If that weren’t enough to ponder, the citizens of France are about to elect a champion of socialism, as its first round of presidential elections is set for April 22, with a run-off date set for May 6. Front-runner Francois Hollande, a socialist candidate, proposes hiring 60,000 school staff and creating 150,000 state-aided jobs if he wins. He also announced plans to freeze fuel prices for three months, increase a back-to-school bonus for poorer families by 25% and slap a 75% top income-tax rate on people earning more than 1 million euros ($1.3 million) a year. It’s nothing more than a blueprint for tax-and-spend fiscal policy, and big money will simply flee France for Monte Carlo.
On our side of the pond, things are much improved. The March ADP (NASDAQ:ADP) report showed growth of 209,000 private-sector jobs. The ISM Index for March came in at 53.4, versus 53.0 consensus, and auto and trucks sales were firmly higher for the month. Add better-than-expected same-store retail sales figures for March and you’d think the bulls would be off to the races.
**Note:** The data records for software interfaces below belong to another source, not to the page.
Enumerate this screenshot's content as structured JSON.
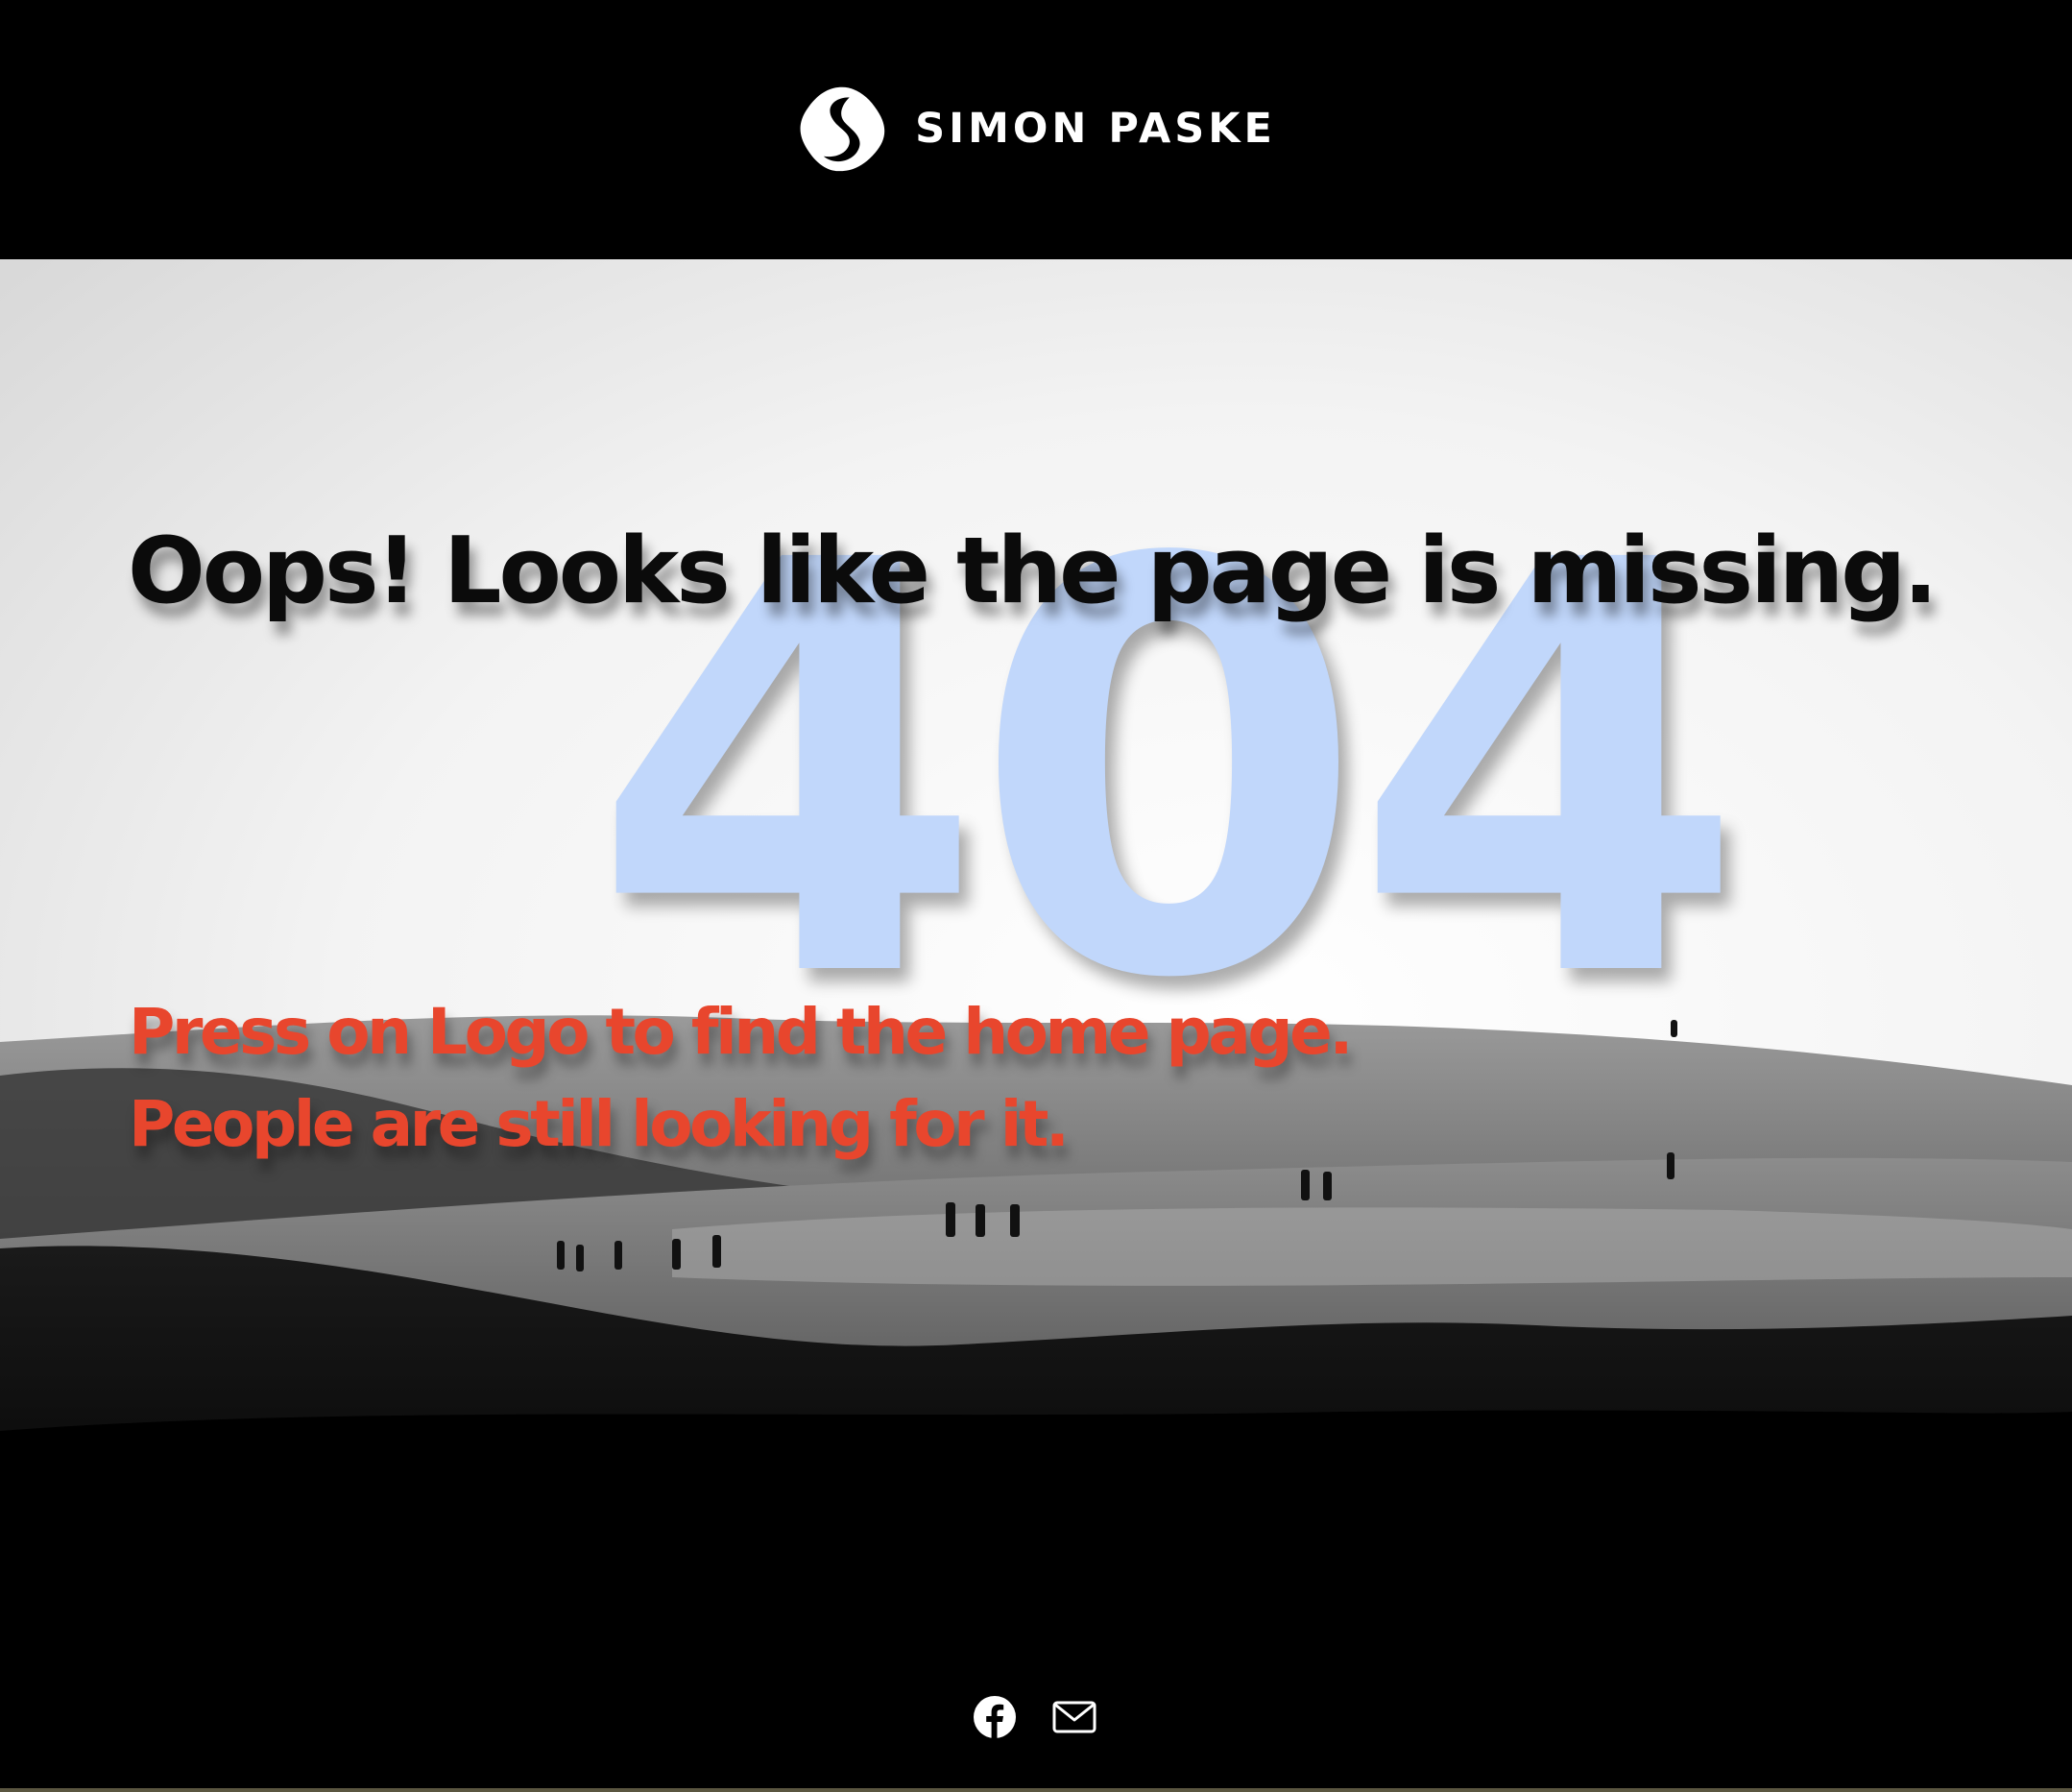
{
  "header": {
    "brand_name": "SIMON PASKE",
    "logo_icon": "s-logo-icon"
  },
  "hero": {
    "big_code": "404",
    "headline": "Oops! Looks like the page is missing.",
    "instruction_line_1": "Press on Logo to find the home page.",
    "instruction_line_2": "People are still looking for it."
  },
  "footer": {
    "social_links": [
      {
        "icon": "facebook-icon"
      },
      {
        "icon": "email-icon"
      }
    ]
  },
  "colors": {
    "header_bg": "#000000",
    "headline": "#0b0b0b",
    "big_code": "#c1d7fb",
    "instructions": "#e8462d",
    "footer_bg": "#000000"
  }
}
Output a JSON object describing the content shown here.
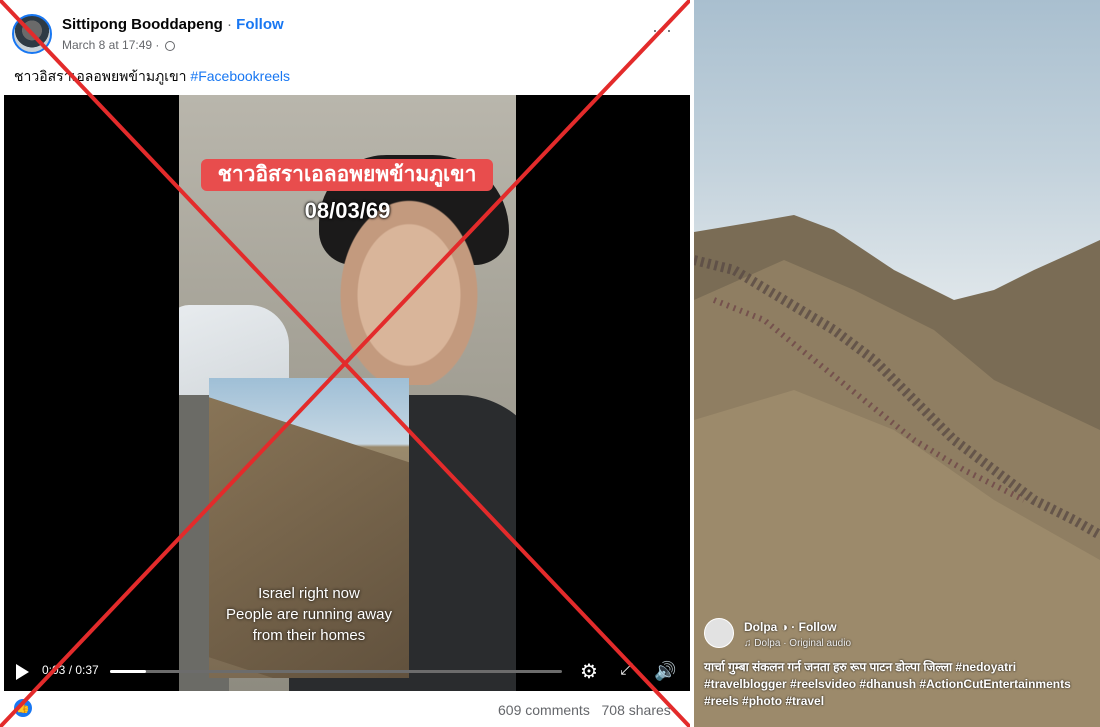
{
  "post": {
    "author": "Sittipong Booddapeng",
    "separator": "·",
    "follow_label": "Follow",
    "timestamp": "March 8 at 17:49 ·",
    "more_label": "···",
    "caption_text": "ชาวอิสราเอลอพยพข้ามภูเขา",
    "caption_hashtag": "#Facebookreels"
  },
  "video": {
    "title_overlay": "ชาวอิสราเอลอพยพข้ามภูเขา",
    "date_overlay": "08/03/69",
    "inset_lines": [
      "Israel right now",
      "People are running away",
      "from their homes"
    ],
    "time_display": "0:03 / 0:37",
    "progress_fraction": 0.08,
    "icons": [
      "play-icon",
      "settings-icon",
      "expand-icon",
      "volume-icon"
    ]
  },
  "footer": {
    "comments": "609 comments",
    "shares": "708 shares"
  },
  "reel": {
    "author": "Dolpa",
    "follow_label": "Follow",
    "audio": "Dolpa · Original audio",
    "caption": "यार्चा गुम्बा संकलन गर्न जनता हरु रूप पाटन डोल्पा जिल्ला #nedoyatri #travelblogger #reelsvideo #dhanush #ActionCutEntertainments #reels #photo #travel"
  },
  "colors": {
    "facebook_blue": "#1877f2",
    "cross_red": "#e32b2b",
    "overlay_red": "#e84d4d"
  }
}
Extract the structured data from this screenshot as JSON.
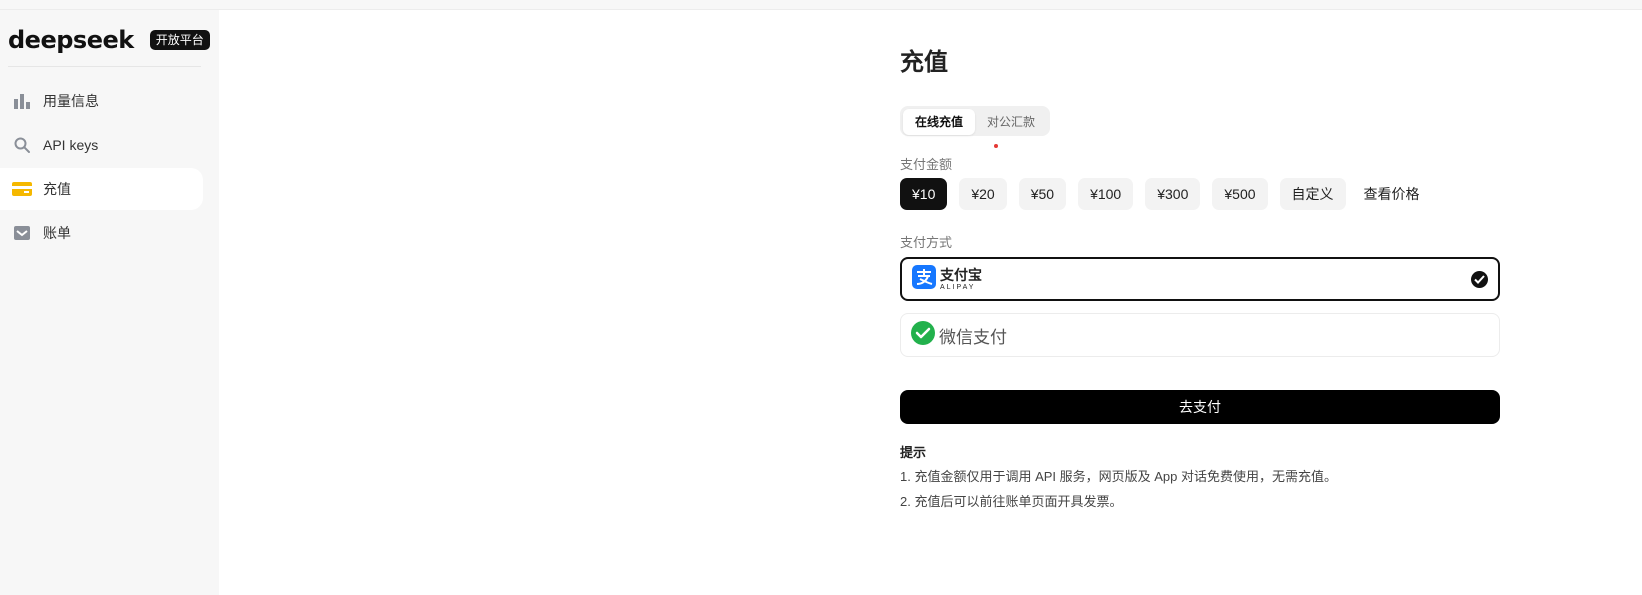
{
  "brand": {
    "name": "deepseek",
    "tag": "开放平台"
  },
  "sidebar": {
    "items": [
      {
        "label": "用量信息",
        "icon": "bar-chart-icon",
        "active": false
      },
      {
        "label": "API keys",
        "icon": "search-icon",
        "active": false
      },
      {
        "label": "充值",
        "icon": "credit-card-icon",
        "active": true
      },
      {
        "label": "账单",
        "icon": "inbox-icon",
        "active": false
      }
    ]
  },
  "main": {
    "title": "充值",
    "tabs": [
      {
        "label": "在线充值",
        "active": true
      },
      {
        "label": "对公汇款",
        "active": false
      }
    ],
    "amount_label": "支付金额",
    "amounts": [
      {
        "label": "¥10",
        "selected": true
      },
      {
        "label": "¥20",
        "selected": false
      },
      {
        "label": "¥50",
        "selected": false
      },
      {
        "label": "¥100",
        "selected": false
      },
      {
        "label": "¥300",
        "selected": false
      },
      {
        "label": "¥500",
        "selected": false
      },
      {
        "label": "自定义",
        "selected": false
      }
    ],
    "price_link": "查看价格",
    "method_label": "支付方式",
    "methods": [
      {
        "name_cn": "支付宝",
        "name_en": "ALIPAY",
        "icon": "alipay-icon",
        "selected": true
      },
      {
        "name_cn": "微信支付",
        "icon": "wechat-pay-icon",
        "selected": false
      }
    ],
    "pay_button": "去支付",
    "tips_title": "提示",
    "tips": [
      "1. 充值金额仅用于调用 API 服务，网页版及 App 对话免费使用，无需充值。",
      "2. 充值后可以前往账单页面开具发票。"
    ]
  },
  "colors": {
    "accent": "#000000",
    "sidebar_bg": "#f7f7f7",
    "card_icon": "#f5b800",
    "alipay_blue": "#1677ff",
    "wechat_green": "#22b14c",
    "notice_dot": "#e53935"
  }
}
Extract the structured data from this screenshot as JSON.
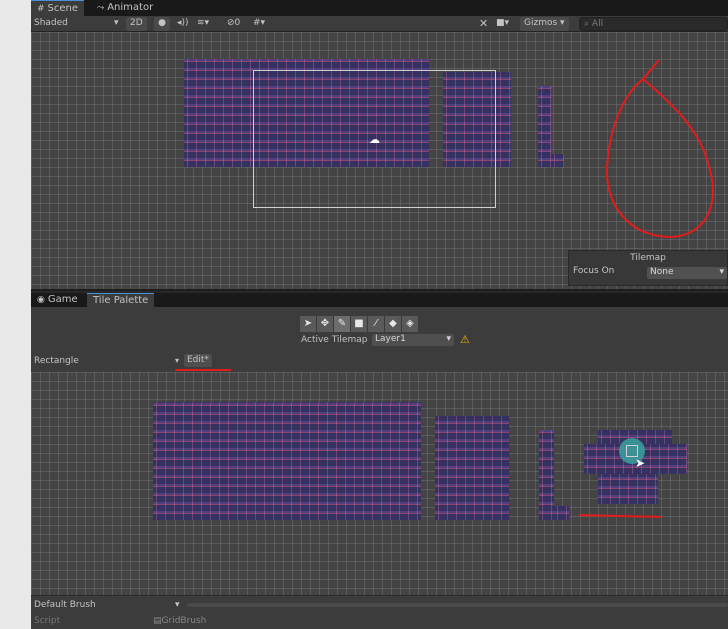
{
  "scene_tabs": [
    {
      "label": "Scene",
      "icon": "hash-icon"
    },
    {
      "label": "Animator",
      "icon": "animator-icon"
    }
  ],
  "scene_toolbar": {
    "shading_mode": "Shaded",
    "mode_2d": "2D",
    "effects_count": "0",
    "gizmos": "Gizmos",
    "search_placeholder": "All"
  },
  "tilemap_overlay": {
    "title": "Tilemap",
    "focus_label": "Focus On",
    "focus_value": "None"
  },
  "bottom_tabs": [
    {
      "label": "Game",
      "icon": "gamepad-icon"
    },
    {
      "label": "Tile Palette",
      "icon": ""
    }
  ],
  "palette": {
    "active_tilemap_label": "Active Tilemap",
    "active_tilemap_value": "Layer1",
    "palette_name": "Rectangle",
    "edit_button": "Edit*"
  },
  "footer": {
    "brush": "Default Brush",
    "script_label": "Script",
    "script_value": "GridBrush"
  },
  "colors": {
    "annotation_red": "#e31b1b",
    "tile_dark": "#1c1a36",
    "tile_accent": "#7a3048",
    "highlight_teal": "#3a9b9b"
  }
}
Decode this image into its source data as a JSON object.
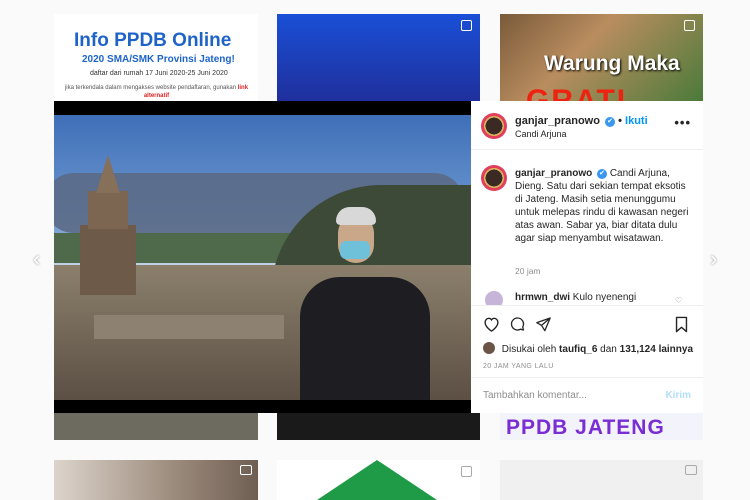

Recent findings from our friends at ChangeWave Research confirm my view about strong prospects for a very upbeat first-quarter earnings season. Nearly 25% of respondents say their company sales will come in “above plan” for Q1 2012. That’s three points more than the previous quarter. This is the second quarterly uptick in a row for corporate sales growth, with the rate of improvement actually accelerating this quarter.
But oh how fickle Mr. Market can be: Even though the economic calendar has favored the bulls and oil prices are backing down after a huge build in inventories reported this week, the release of the latest Fed minutes took the market by surprise. Knee-jerk selling ensued when it became clear that the Fed now is less likely to engage in any further quantitative easing.
This should be viewed as a vote of confidence for investors as it sends the message that the economy can begin to stand on its own without massive intervention. It’s like taking the patient off of the IV tube because his system is being restored back to health.
I view this negative reaction as an excellent buying opportunity for Cash Machine investors. We haven’t had too many constructive pullbacks in the first quarter, and this development is a major positive for financial markets.
It’s time to buy the dip.